At our January 2020 Board meeting, our General Manager Sabine Rhyne said she was, “deep into her own learning cycle,” in response to the difficult discussion about race she facilitated with shareholders at the November Annual Meeting. I appreciate Sabine’s candor and the level of trust and respect she and BFC Board Directors have for each other. I am grateful that she shared this self-reflection with us, and thank her for providing me with a topic and a title for this article.
Perhaps a little of my personal history is in order as I begin my first year as the new Board president. I’m a baby boomer in my mid-sixties who moved to the Brattleboro area as a 29-year old. I’d just completed four years of teaching at a Waldorf school in New York City. Having grown up in the Finger Lakes region of upstate New York, this area geographically felt very much like home.

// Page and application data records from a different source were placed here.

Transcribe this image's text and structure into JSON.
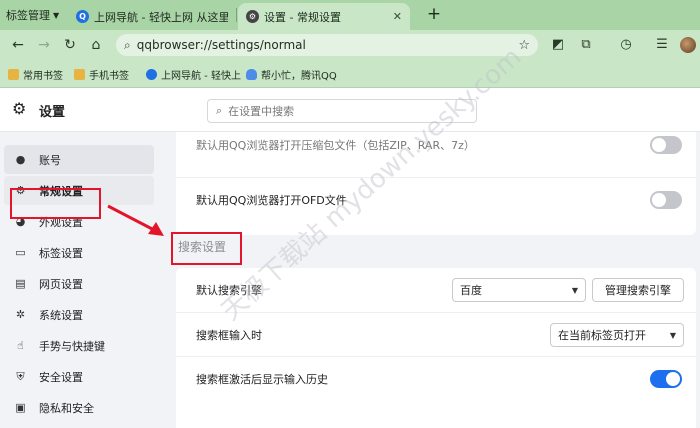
{
  "browser": {
    "tab_manager_label": "标签管理",
    "tabs": [
      {
        "title": "上网导航 - 轻快上网 从这里开始"
      },
      {
        "title": "设置 - 常规设置"
      }
    ],
    "url": "qqbrowser://settings/normal",
    "bookmarks": [
      {
        "label": "常用书签",
        "icon": "folder-icon"
      },
      {
        "label": "手机书签",
        "icon": "folder-icon"
      },
      {
        "label": "上网导航 - 轻快上",
        "icon": "globe-icon"
      },
      {
        "label": "帮小忙，腾讯QQ",
        "icon": "cloud-icon"
      }
    ]
  },
  "header": {
    "title": "设置",
    "search_placeholder": "在设置中搜索"
  },
  "sidebar": {
    "items": [
      {
        "label": "账号",
        "icon": "person-icon"
      },
      {
        "label": "常规设置",
        "icon": "gear-icon"
      },
      {
        "label": "外观设置",
        "icon": "palette-icon"
      },
      {
        "label": "标签设置",
        "icon": "tab-window-icon"
      },
      {
        "label": "网页设置",
        "icon": "webpage-icon"
      },
      {
        "label": "系统设置",
        "icon": "system-gears-icon"
      },
      {
        "label": "手势与快捷键",
        "icon": "hand-icon"
      },
      {
        "label": "安全设置",
        "icon": "shield-icon"
      },
      {
        "label": "隐私和安全",
        "icon": "lock-icon"
      }
    ]
  },
  "content": {
    "partial_row_label": "默认用QQ浏览器打开压缩包文件（包括ZIP、RAR、7z）",
    "ofd_row_label": "默认用QQ浏览器打开OFD文件",
    "ofd_toggle": "off",
    "search_section_title": "搜索设置",
    "search_engine": {
      "label": "默认搜索引擎",
      "value": "百度",
      "manage_button": "管理搜索引擎"
    },
    "search_input": {
      "label": "搜索框输入时",
      "value": "在当前标签页打开"
    },
    "search_history": {
      "label": "搜索框激活后显示输入历史",
      "toggle": "on"
    }
  },
  "watermark": "天极下载站 mydown.yesky.com",
  "colors": {
    "accent": "#1e6ef0",
    "highlight_box": "#e3152b",
    "chrome": "#c9e7c7"
  }
}
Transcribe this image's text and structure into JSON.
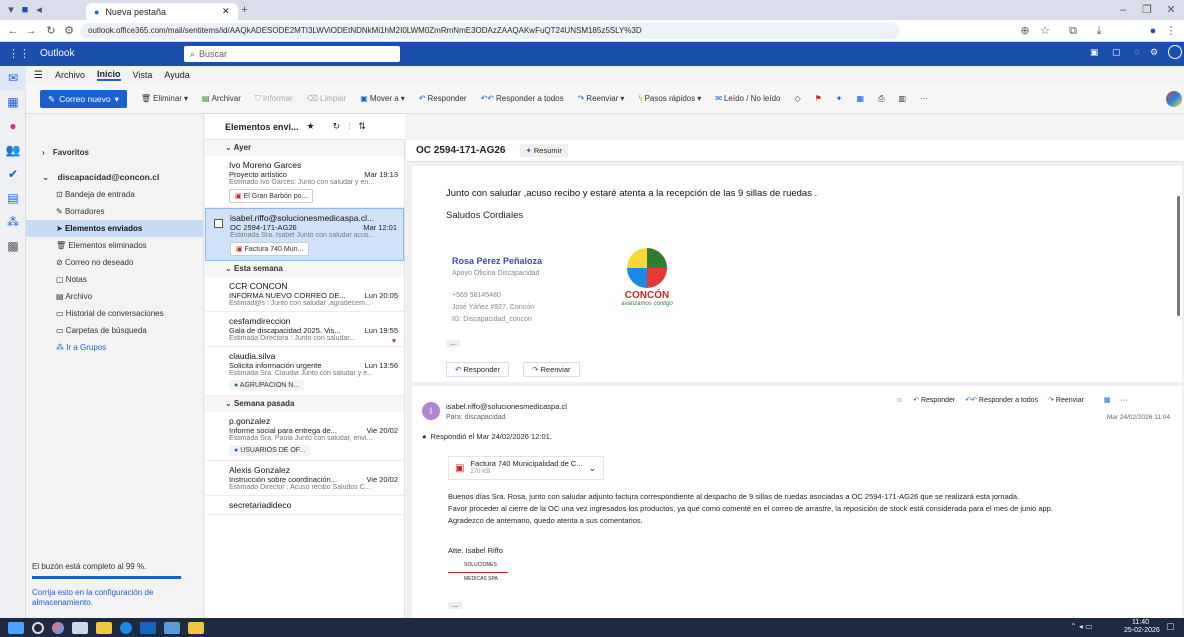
{
  "browser": {
    "tab_title": "Nueva pestaña",
    "url": "outlook.office365.com/mail/sentitems/id/AAQkADESODE2MTI3LWViODEtNDNkMi1hM2I0LWM0ZmRmNmE3ODAzZAAQAKwFuQT24UNSM185z5SLY%3D"
  },
  "outlook": {
    "app_name": "Outlook",
    "search_placeholder": "Buscar"
  },
  "menu": {
    "items": [
      "Archivo",
      "Inicio",
      "Vista",
      "Ayuda"
    ]
  },
  "ribbon": {
    "new_mail": "Correo nuevo",
    "delete": "Eliminar",
    "archive": "Archivar",
    "report": "Informar",
    "sweep": "Limpiar",
    "move_to": "Mover a",
    "reply": "Responder",
    "reply_all": "Responder a todos",
    "forward": "Reenviar",
    "quick_steps": "Pasos rápidos",
    "read_unread": "Leído / No leído"
  },
  "folders": {
    "favorites": "Favoritos",
    "account": "discapacidad@concon.cl",
    "items": [
      "Bandeja de entrada",
      "Borradores",
      "Elementos enviados",
      "Elementos eliminados",
      "Correo no deseado",
      "Notas",
      "Archivo",
      "Historial de conversaciones",
      "Carpetas de búsqueda"
    ],
    "groups": "Ir a Grupos",
    "quota_text": "El buzón está completo al 99 %.",
    "quota_fill": 0.99,
    "quota_link": "Corrija esto en la configuración de almacenamiento."
  },
  "list": {
    "header": "Elementos envi...",
    "groups": {
      "yesterday": "Ayer",
      "this_week": "Esta semana",
      "last_week": "Semana pasada"
    },
    "messages": [
      {
        "from": "Ivo Moreno Garces",
        "subject": "Proyecto artístico",
        "date": "Mar 19:13",
        "preview": "Estimado Ivo Garcés: Junto con saludar y en...",
        "chip": "El Gran Barbón po..."
      },
      {
        "from": "isabel.riffo@solucionesmedicaspa.cl...",
        "subject": "OC 2594-171-AG26",
        "date": "Mar 12:01",
        "preview": "Estimada Sra. Isabel Junto con saludar acus...",
        "chip": "Factura 740 Mun..."
      },
      {
        "from": "CCR CONCON",
        "subject": "INFORMA NUEVO CORREO DE...",
        "date": "Lun 20:05",
        "preview": "Estimad@s : Junto con saludar ,agradecem..."
      },
      {
        "from": "cesfamdireccion",
        "subject": "Gala de discapacidad 2025. Vis...",
        "date": "Lun 19:55",
        "preview": "Estimada Directora : Junto con saludar..."
      },
      {
        "from": "claudia.silva",
        "subject": "Solicita información urgente",
        "date": "Lun 13:56",
        "preview": "Estimada Sra. Claudia Junto con saludar y e...",
        "chip": "AGRUPACION N..."
      },
      {
        "from": "p.gonzalez",
        "subject": "Informe social para entrega de...",
        "date": "Vie 20/02",
        "preview": "Estimada Sra. Paula Junto con saludar, envi...",
        "chip": "USUARIOS DE OF..."
      },
      {
        "from": "Alexis Gonzalez",
        "subject": "Instrucción sobre coordinación...",
        "date": "Vie 20/02",
        "preview": "Estimado Director : Acuso recibo Saludos C..."
      },
      {
        "from": "secretariadideco",
        "subject": "",
        "date": "",
        "preview": ""
      }
    ]
  },
  "reading": {
    "subject": "OC 2594-171-AG26",
    "summarize": "Resumir",
    "reply1": {
      "body": "Junto con saludar ,acuso recibo y estaré atenta a la recepción de las 9 sillas de ruedas .",
      "greeting": "Saludos Cordiales",
      "sig_name": "Rosa Pérez Peñaloza",
      "sig_role": "Apoyo Oficina Discapacidad",
      "sig_phone": "+569 58145480",
      "sig_address": "José Yáñez #927, Concón",
      "sig_social": "IG: Discapacidad_concon",
      "logo_text": "CONCÓN",
      "logo_tag": "avanzamos contigo",
      "ellipsis": "...",
      "reply": "Responder",
      "forward": "Reenviar"
    },
    "original": {
      "avatar": "I",
      "from": "isabel.riffo@solucionesmedicaspa.cl",
      "to": "Para: discapacidad",
      "reply": "Responder",
      "reply_all": "Responder a todos",
      "forward": "Reenviar",
      "date": "Mar 24/02/2026 11:04",
      "replied_note": "Respondió el Mar 24/02/2026 12:01.",
      "attachment_name": "Factura 740 Municipalidad de C...",
      "attachment_size": "270 KB",
      "p1": "Buenos días Sra. Rosa, junto con saludar adjunto factura correspondiente al despacho de 9 sillas de ruedas asociadas a OC 2594-171-AG26 que se realizará esta jornada.",
      "p2": "Favor proceder al cierre de la OC una vez ingresados los productos, ya que como comenté en el correo de arrastre, la reposición de stock está considerada para el mes de junio app.",
      "p3": "Agradezco de antemano, quedo atenta a sus comentarios.",
      "sign": "Atte. Isabel Riffo",
      "logo_l1": "SOLUCIONES",
      "logo_l2": "MÉDICAS SPA",
      "ellipsis": "..."
    }
  },
  "taskbar": {
    "time": "11:40",
    "date": "25-02-2026"
  },
  "colors": {
    "outlook_blue": "#1a4fae",
    "accent": "#1a5fd1",
    "selected_folder": "#c7dcf4",
    "taskbar": "#1d2a3f"
  }
}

Joining the Brattleboro Food Co-op was one of the very first things I did upon moving here in 1983 – quality food and a sense of community being my big motivators. (It was in college at the University of Maryland where I shopped at my very first co-op.) Soon with a baby and a toddler I spent a fair amount of time in the kids room at the Co-op when it was on Flat St. I also volunteered as editor of the first regular Food For Thought newsletter, a role I enjoyed for about 10 years.

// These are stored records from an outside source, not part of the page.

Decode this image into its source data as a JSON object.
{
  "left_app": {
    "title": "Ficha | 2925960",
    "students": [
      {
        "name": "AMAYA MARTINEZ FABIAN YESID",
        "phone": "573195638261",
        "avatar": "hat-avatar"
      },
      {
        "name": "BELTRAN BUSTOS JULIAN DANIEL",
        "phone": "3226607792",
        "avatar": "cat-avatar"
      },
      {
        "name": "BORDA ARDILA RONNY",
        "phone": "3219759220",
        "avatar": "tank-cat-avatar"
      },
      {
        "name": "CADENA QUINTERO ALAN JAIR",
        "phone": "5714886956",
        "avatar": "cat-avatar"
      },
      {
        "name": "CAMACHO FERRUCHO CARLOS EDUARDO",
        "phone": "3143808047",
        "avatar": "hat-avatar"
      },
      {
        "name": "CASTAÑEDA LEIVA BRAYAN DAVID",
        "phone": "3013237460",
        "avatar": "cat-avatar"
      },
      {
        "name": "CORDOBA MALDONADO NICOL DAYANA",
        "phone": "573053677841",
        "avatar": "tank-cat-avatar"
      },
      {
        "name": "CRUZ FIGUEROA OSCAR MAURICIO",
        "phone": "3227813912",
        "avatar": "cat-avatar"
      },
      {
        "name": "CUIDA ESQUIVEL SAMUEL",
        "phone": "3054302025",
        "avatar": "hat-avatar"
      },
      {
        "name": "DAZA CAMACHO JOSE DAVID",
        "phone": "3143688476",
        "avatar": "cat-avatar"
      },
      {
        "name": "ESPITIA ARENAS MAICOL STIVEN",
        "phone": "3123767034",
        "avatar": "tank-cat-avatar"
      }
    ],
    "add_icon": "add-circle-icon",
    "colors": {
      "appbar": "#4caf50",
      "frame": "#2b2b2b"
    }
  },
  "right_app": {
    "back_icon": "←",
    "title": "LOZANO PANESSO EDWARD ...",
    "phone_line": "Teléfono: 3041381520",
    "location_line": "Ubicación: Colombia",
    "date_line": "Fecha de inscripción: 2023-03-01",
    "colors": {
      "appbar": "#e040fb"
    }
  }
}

At the Annual Meeting, Sabine Rhyne, our General Manager, used this phrase to characterize why shoppers chose the Co-op: “The reasons we, or at least I, head to the Co-op have to do with more than what is offered on the shelves.” In some respects the Co-op difference is intangible, elusive. In addition to purchasing food, you might see someone you’ve been meaning to call, hear live music in the café, and/or alleviate the feeling of ennui we can experience in our disconnected society. I know that I shop the Co-op for a myriad of reasons—it’s about the food, but it’s not just about the food.

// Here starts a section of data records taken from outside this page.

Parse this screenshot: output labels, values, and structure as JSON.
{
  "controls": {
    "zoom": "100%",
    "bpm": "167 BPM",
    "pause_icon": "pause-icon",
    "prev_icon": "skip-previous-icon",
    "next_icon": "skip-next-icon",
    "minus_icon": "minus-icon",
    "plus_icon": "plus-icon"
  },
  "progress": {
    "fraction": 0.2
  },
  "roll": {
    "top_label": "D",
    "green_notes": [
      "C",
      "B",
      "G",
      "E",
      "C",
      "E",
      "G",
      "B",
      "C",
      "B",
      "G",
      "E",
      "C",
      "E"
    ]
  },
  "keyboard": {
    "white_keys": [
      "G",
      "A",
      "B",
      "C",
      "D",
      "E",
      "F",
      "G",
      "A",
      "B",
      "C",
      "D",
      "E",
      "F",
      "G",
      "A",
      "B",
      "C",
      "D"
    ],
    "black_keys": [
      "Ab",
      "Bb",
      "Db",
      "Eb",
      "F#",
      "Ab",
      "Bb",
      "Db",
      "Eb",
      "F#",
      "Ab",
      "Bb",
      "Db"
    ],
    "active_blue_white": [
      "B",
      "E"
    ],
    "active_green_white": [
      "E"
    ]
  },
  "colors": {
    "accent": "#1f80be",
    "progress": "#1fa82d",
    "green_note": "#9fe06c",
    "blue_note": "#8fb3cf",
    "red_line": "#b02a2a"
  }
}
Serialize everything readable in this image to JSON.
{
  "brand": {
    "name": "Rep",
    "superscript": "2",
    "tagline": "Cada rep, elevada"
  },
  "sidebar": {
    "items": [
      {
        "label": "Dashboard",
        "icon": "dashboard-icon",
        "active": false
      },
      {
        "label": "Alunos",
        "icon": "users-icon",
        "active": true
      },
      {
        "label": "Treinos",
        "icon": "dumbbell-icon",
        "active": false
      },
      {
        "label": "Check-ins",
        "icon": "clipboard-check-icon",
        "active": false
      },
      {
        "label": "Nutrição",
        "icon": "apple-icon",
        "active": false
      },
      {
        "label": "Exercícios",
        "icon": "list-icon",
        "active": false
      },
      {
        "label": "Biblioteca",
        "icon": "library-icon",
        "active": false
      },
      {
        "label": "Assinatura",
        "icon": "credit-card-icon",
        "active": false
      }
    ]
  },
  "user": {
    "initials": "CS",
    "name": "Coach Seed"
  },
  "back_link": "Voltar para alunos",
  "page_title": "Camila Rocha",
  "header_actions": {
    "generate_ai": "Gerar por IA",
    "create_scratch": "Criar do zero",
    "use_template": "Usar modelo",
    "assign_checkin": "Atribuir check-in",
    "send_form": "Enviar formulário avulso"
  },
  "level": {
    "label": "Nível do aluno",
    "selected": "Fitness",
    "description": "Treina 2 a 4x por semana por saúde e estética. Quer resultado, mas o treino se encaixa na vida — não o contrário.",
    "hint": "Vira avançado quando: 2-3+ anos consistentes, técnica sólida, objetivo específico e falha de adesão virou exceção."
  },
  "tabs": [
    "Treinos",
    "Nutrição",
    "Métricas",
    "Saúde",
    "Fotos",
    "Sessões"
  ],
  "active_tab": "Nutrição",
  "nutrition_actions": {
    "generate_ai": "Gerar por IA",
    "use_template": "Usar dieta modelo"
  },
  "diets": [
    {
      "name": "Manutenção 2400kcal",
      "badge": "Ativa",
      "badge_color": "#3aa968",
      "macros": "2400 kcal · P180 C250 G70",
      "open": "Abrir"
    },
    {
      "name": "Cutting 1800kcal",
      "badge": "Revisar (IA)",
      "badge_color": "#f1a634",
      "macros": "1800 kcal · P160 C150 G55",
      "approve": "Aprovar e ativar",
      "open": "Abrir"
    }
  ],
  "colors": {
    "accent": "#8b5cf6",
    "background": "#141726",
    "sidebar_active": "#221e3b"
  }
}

In honor of Dr. Martin Luther King, Jr., we will be welcoming local organizations for our 4th Annual MLK Day Event. Join us between 10am and 6pm to meet and greet our local heroes: twenty organizations will be present in the store (in three consecutive 2-3 hour shifts) to inform, educate, and spread the word about volunteer opportunities in our community. Come hobnob with the coolest people in town! And remember, as a Co-op Shareholder you can receive up to 8 hours (4 months) per calendar year of your Shareholder Discount by volunteering at a local non-profit. At the Brattleboro Food Co-op, for more information 802-246-2821 or Shareholders@brattleborofoodcoop.coop.
Last year I wrote my first Co-op article on the topic of a welcoming community. To recap: In that article I spoke about my move to Brattleboro. It was a difficult time in my life, and I was seeking ways to make connections and find affiliation. One of my first decisions was to become a shareholder at the Co-op. I learned I could receive a discount by working two hours a month. Still groping to find my way I worked on average ten hours a week! I didn’t have other commitments and The Co-op was my “go to” place; I developed cordial relationships with Co-op employees, especially with those working the front end. I not only received a discount for my Co-op shopping, I also began to find the connection and affiliation I was seeking. Now I am a Co-op Board Member!